Pediatric subhepatic appendicitis with elevated lipase
Appendicitis is the most common surgical emergency in children, of which most are located in the retrocecal space or pelvis. Appendicitis occurring in the subhepatic space is uncommon and may present with atypical features such as right upper quadrant pain, leading to delayed diagnosis and complications. We present a rare case of subhepatic appendicitis in an 11-year-old female, who presented with a three-day history of both right upper quadrant (RUQ) and right lower quadrant (RLQ) abdominal pain and serum lipase elevated four times the upper normal limit. The abdominal ultrasound was normal, except for prominent RLQ abdominal lymph nodes. Hours later, a computed tomography scan revealed a non-ruptured subhepatic appendicitis and normal pancreas. Our patient encounter demonstrates the need to be aware of the atypical presentations of pediatric appendicitis in general and subhepatic appendicitis in particular. Moreover, to our knowledge, this is the first reported case of elevated lipase (with a radiographically normal pancreas) in association with subhepatic appendicitis.
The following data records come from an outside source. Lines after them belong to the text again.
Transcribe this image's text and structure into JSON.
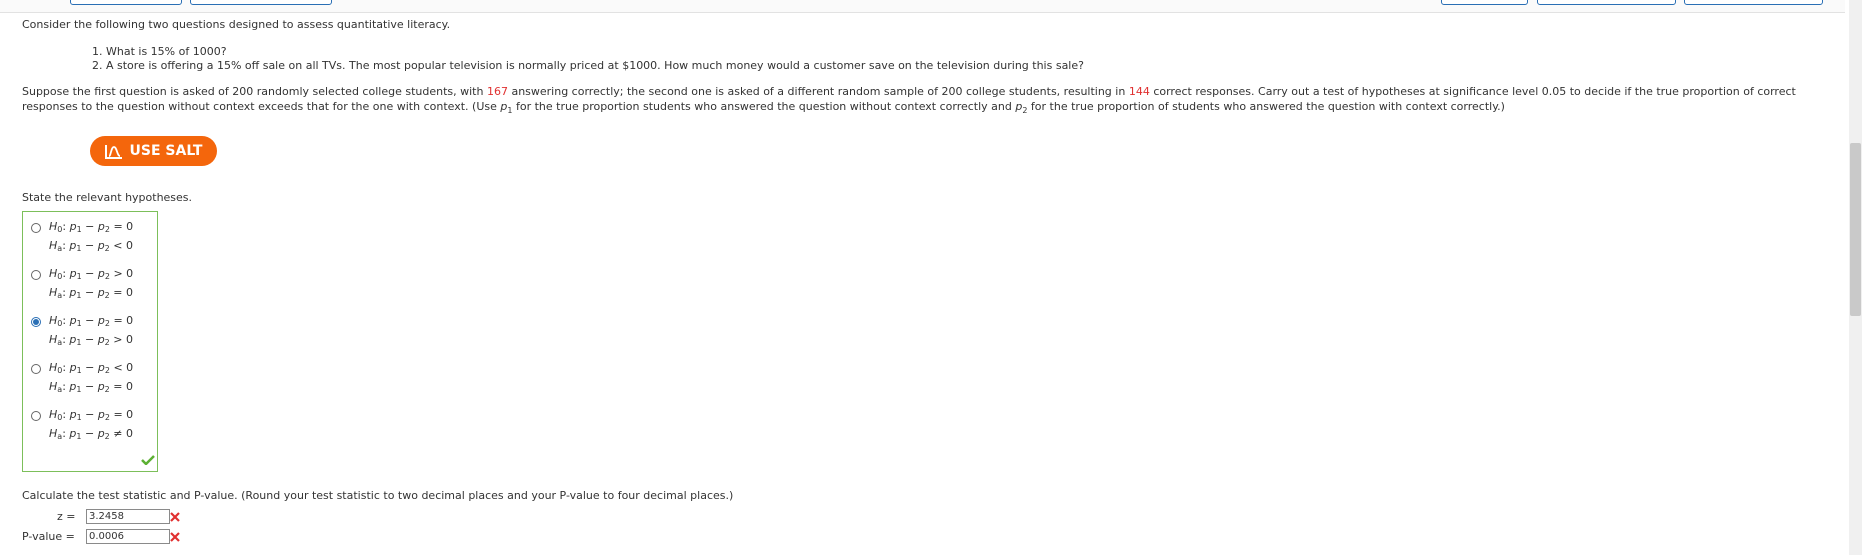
{
  "intro": "Consider the following two questions designed to assess quantitative literacy.",
  "questions": [
    "1. What is 15% of 1000?",
    "2. A store is offering a 15% off sale on all TVs. The most popular television is normally priced at $1000. How much money would a customer save on the television during this sale?"
  ],
  "scenario": {
    "line1_a": "Suppose the first question is asked of 200 randomly selected college students, with ",
    "num1": "167",
    "line1_b": " answering correctly; the second one is asked of a different random sample of 200 college students, resulting in ",
    "num2": "144",
    "line1_c": " correct responses. Carry out a test of hypotheses at significance level 0.05 to decide if the true proportion of correct",
    "line2_a": "responses to the question without context exceeds that for the one with context. (Use ",
    "p1": "p",
    "p1_sub": "1",
    "line2_b": " for the true proportion students who answered the question without context correctly and ",
    "p2": "p",
    "p2_sub": "2",
    "line2_c": " for the true proportion of students who answered the question with context correctly.)"
  },
  "salt_button": "USE SALT",
  "hypotheses_prompt": "State the relevant hypotheses.",
  "options": [
    {
      "h0": "p1 − p2 = 0",
      "ha": "p1 − p2 < 0",
      "selected": false
    },
    {
      "h0": "p1 − p2 > 0",
      "ha": "p1 − p2 = 0",
      "selected": false
    },
    {
      "h0": "p1 − p2 = 0",
      "ha": "p1 − p2 > 0",
      "selected": true
    },
    {
      "h0": "p1 − p2 < 0",
      "ha": "p1 − p2 = 0",
      "selected": false
    },
    {
      "h0": "p1 − p2 = 0",
      "ha": "p1 − p2 ≠ 0",
      "selected": false
    }
  ],
  "h0_label": "H0:",
  "ha_label": "Ha:",
  "calc_prompt": "Calculate the test statistic and P-value. (Round your test statistic to two decimal places and your P-value to four decimal places.)",
  "z_label": "z =",
  "z_value": "3.2458",
  "p_label": "P-value =",
  "p_value": "0.0006",
  "colors": {
    "accent": "#f4660c",
    "correct": "#5cb033",
    "incorrect": "#e03030",
    "link": "#2a6fb5"
  },
  "icons": {
    "salt": "salt-chart-icon",
    "check": "check-icon",
    "wrong": "x-icon"
  }
}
Providers should be aware elevated serum lipase levels may be due to conditions other than pancreatitis and further evaluation should be considered if the elements of the clinical picture are incongruent.